§ Records for the task:
------------------------------------------------------------
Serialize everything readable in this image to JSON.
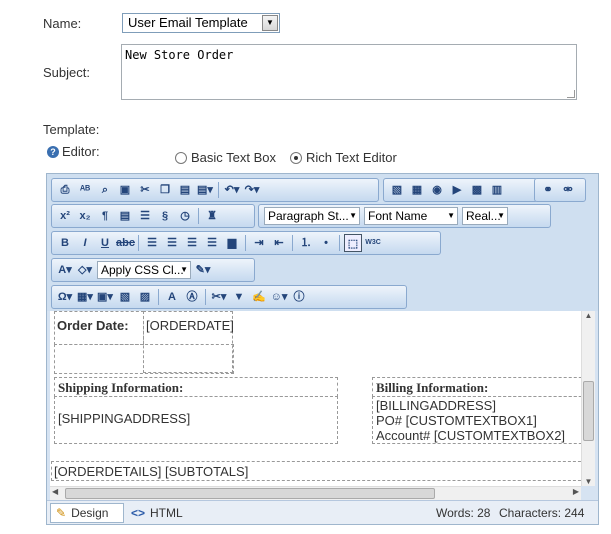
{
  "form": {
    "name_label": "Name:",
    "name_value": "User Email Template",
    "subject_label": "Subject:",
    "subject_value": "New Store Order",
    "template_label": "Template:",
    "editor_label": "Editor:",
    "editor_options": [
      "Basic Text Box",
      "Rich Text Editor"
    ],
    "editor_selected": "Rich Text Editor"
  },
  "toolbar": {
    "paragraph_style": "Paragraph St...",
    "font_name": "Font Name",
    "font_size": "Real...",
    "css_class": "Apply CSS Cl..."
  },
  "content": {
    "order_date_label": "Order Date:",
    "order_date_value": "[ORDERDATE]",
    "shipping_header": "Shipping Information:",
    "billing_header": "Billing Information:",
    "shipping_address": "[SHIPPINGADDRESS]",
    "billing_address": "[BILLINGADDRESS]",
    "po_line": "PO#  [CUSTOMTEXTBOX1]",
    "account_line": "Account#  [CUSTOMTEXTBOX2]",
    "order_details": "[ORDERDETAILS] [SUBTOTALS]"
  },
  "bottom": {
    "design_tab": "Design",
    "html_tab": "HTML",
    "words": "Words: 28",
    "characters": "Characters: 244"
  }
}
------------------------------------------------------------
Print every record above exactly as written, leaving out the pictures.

Serialize everything readable in this image to JSON.
{
  "form": {
    "name_label": "Name:",
    "name_value": "User Email Template",
    "subject_label": "Subject:",
    "subject_value": "New Store Order",
    "template_label": "Template:",
    "editor_label": "Editor:",
    "editor_options": [
      "Basic Text Box",
      "Rich Text Editor"
    ],
    "editor_selected": "Rich Text Editor"
  },
  "toolbar": {
    "paragraph_style": "Paragraph St...",
    "font_name": "Font Name",
    "font_size": "Real...",
    "css_class": "Apply CSS Cl..."
  },
  "content": {
    "order_date_label": "Order Date:",
    "order_date_value": "[ORDERDATE]",
    "shipping_header": "Shipping Information:",
    "billing_header": "Billing Information:",
    "shipping_address": "[SHIPPINGADDRESS]",
    "billing_address": "[BILLINGADDRESS]",
    "po_line": "PO#  [CUSTOMTEXTBOX1]",
    "account_line": "Account#  [CUSTOMTEXTBOX2]",
    "order_details": "[ORDERDETAILS] [SUBTOTALS]"
  },
  "bottom": {
    "design_tab": "Design",
    "html_tab": "HTML",
    "words": "Words: 28",
    "characters": "Characters: 244"
  }
}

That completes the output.